The Constitutional History of England from the Accession of Henry VII. to the Death of George II., by Henry Hallam. Ann Lyon presents a vivid overview of fourteen hundred years of English legal history taking us on a rich journey from a feudal society to the fractured Union of the present day.
Drawing on key constitutional themes, Constitutional History of the United Kingdom provides insight and context to modern constitutional problems. The Catholic Question in the Eighteenth Century () Published in 18th–19th - Century History, Catholic Emancipation, Early Modern History (–), Features, Issue 1 (Spring ), Volume 1.
Thomas Bartlett Irish history without a Catholic question might seem as improbable as Irish history without the potato: all Irish history, at least from onward, can be regarded as an extended. British Prime Minister Boris Johnson faces accusations of triggering the biggest constitutional crisis in decades after he announced that parliament would be suspended for nearly a month shortly Author: Reuters Editorial.
The undisputed doyen of eighteenth–century Irish constitutional theorists was Sir William Molyneux (–98), MP for Dublin University and a close friend of the English philosopher John Locke.
His classic account, The case of Ireland's being bound by acts of parliament in England stated, was published in Aprilalmost exactly a year before the English parliament passed.
This article examines the meaning of Irish “home rule” as a constitutional experiment and its relationship with other proposals for constitutional change in the British Empire of the late 19th and early 20th centuries. The concept of Irish home rule was seen as a major constitutional experiment and the United Kingdom had little experience of devolution or federal : Thomas Mohr.

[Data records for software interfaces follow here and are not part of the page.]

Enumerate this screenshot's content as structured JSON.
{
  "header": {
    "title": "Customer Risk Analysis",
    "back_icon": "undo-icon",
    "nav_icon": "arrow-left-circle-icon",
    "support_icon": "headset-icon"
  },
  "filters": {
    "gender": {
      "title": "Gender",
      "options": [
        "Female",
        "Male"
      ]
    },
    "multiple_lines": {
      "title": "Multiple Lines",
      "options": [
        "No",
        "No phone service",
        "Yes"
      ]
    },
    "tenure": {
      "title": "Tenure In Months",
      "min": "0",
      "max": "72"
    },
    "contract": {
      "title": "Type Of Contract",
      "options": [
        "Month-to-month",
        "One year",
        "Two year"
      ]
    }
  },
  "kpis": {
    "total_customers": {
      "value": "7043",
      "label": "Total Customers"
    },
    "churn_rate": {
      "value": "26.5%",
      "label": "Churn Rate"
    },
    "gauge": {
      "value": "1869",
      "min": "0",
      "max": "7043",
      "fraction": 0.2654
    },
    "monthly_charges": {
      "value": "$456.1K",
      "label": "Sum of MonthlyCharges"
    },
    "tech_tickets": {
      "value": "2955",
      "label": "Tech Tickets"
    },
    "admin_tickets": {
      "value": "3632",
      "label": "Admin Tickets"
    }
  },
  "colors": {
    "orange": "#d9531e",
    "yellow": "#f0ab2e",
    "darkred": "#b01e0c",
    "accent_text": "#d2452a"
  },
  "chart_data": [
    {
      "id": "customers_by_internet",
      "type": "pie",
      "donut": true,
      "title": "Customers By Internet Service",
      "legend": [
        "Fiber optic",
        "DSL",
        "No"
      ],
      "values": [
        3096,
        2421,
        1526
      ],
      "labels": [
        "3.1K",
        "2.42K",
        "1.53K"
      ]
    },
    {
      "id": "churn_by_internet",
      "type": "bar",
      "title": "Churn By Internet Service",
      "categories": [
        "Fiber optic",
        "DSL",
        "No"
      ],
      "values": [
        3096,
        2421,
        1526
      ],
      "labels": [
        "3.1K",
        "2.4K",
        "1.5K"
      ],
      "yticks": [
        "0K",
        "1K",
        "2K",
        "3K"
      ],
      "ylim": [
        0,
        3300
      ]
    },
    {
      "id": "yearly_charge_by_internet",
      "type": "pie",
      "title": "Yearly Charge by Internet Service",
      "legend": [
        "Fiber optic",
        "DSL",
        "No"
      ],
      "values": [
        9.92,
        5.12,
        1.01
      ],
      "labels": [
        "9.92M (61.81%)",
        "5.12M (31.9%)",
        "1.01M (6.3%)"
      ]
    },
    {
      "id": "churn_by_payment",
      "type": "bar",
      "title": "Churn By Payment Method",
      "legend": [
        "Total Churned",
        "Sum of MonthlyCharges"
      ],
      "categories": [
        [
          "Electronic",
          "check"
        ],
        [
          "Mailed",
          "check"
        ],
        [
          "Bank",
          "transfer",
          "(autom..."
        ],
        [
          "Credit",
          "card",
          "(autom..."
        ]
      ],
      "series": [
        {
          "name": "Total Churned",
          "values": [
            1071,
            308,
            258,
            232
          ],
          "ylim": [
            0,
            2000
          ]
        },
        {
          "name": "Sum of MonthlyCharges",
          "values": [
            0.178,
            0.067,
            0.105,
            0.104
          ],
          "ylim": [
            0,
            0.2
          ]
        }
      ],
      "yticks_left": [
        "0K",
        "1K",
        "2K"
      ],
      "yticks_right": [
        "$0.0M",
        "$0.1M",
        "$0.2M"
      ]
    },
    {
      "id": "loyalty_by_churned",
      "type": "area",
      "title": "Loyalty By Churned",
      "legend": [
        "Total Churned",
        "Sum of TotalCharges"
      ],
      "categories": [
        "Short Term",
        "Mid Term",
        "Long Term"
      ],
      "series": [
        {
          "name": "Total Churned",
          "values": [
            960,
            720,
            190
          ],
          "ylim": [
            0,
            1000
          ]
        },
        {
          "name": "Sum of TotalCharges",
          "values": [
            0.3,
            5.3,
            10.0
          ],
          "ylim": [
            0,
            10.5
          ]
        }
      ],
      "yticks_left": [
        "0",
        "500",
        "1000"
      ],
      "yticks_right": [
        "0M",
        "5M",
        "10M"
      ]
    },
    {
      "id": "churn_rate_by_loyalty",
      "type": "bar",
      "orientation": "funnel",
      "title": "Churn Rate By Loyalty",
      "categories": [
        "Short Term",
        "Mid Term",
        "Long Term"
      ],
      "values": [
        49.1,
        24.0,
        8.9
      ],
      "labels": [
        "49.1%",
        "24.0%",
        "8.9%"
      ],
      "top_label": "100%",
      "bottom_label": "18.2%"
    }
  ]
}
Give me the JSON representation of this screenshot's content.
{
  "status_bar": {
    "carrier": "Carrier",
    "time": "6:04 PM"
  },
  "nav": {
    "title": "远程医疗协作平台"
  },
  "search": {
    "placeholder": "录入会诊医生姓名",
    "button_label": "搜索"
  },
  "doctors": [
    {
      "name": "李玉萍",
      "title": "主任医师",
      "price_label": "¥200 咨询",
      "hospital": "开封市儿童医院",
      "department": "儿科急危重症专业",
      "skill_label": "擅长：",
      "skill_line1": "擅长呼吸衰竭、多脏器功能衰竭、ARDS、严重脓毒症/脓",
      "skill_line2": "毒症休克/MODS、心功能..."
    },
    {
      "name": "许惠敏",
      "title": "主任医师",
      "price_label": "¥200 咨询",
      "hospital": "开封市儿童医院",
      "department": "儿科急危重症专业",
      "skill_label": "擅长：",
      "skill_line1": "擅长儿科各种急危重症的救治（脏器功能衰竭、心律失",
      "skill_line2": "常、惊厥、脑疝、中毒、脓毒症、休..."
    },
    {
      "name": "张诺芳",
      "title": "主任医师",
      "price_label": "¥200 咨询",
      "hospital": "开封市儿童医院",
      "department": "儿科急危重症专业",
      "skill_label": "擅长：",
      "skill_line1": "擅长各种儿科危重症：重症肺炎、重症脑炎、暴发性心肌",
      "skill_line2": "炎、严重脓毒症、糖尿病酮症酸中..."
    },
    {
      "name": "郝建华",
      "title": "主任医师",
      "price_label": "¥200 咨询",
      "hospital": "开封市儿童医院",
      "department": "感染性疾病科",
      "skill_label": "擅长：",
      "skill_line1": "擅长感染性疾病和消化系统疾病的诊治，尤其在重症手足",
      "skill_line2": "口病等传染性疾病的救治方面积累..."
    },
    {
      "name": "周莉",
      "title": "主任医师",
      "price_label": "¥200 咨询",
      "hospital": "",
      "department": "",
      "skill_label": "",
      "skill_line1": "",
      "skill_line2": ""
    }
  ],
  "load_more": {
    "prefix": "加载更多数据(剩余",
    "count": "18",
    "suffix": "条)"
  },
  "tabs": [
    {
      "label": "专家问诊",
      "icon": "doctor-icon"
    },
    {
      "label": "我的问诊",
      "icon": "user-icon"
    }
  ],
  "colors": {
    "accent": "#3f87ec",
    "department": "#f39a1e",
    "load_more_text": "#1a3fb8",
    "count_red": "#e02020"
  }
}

"If a constitution means a written document, then obviously Great Britain has no constitution. In countries where such a document exists, the word has that meaning. But the document itself merely sets out rules determining the creation and operation of governmental institutions, and obviously Great Britain has such institutions and such riles.
The United Kingdom of Great Britain and Ireland was the result of the merging of separate states over a long period of time. By the late eighteenth century, the political and legal systems of England and Wales were completely integrated and elected representatives for both countries sat in the House of Commons at Westminster (Dickinson, ).
Book description: Discusses all significant developments in the government's constitutional reform programme: e.g. devolution of power in Scotland, Wales and Northern Ireland and the impact of Author: D. Oliver. A United States History kahoot designed to test your knowledge on the Constitutional Convention.
Based on NSS-USH ERA 3: REVOLUTION AND THE NEW NATION (s) History_by_Kahoot, 01/30/ answers. Charter of Incorporation of the Royal Asiatic Society of Great Britain and Ireland, 11 August The Tamworth Manifesto, 18 December British proclamation of neutrality in the American Civil War, 13 May Start studying Britain and Ireland: Learn vocabulary, terms, and more with flashcards, games, and other study tools.
Great Reform Act- increase to MPs IPP seen as too connected to Britain Constitutional Nationalism was the casualty of. a system of government in which constitutional authority lies in the hands of the national government.
In such a system, political subdivisions created by the central government take responsibility for much of the everyday administration of the government. Great Britain is an example of a country with a unitary system of government. Historiography has highlighted Ireland's sixteenth-century rebellions and ignored its revolution.
The transformation of the island's political personality in the course of the middle Tudor period must be the last remarked-upon change in its whole history/5.Charles I, king of Great Britain and Ireland (–49), whose authoritarian rule and quarrels with Parliament provoked a civil war that led to his execution.
He carried on the belief in royal absolutism that was advocated by his father, James I, who began the antagonistic relationship with .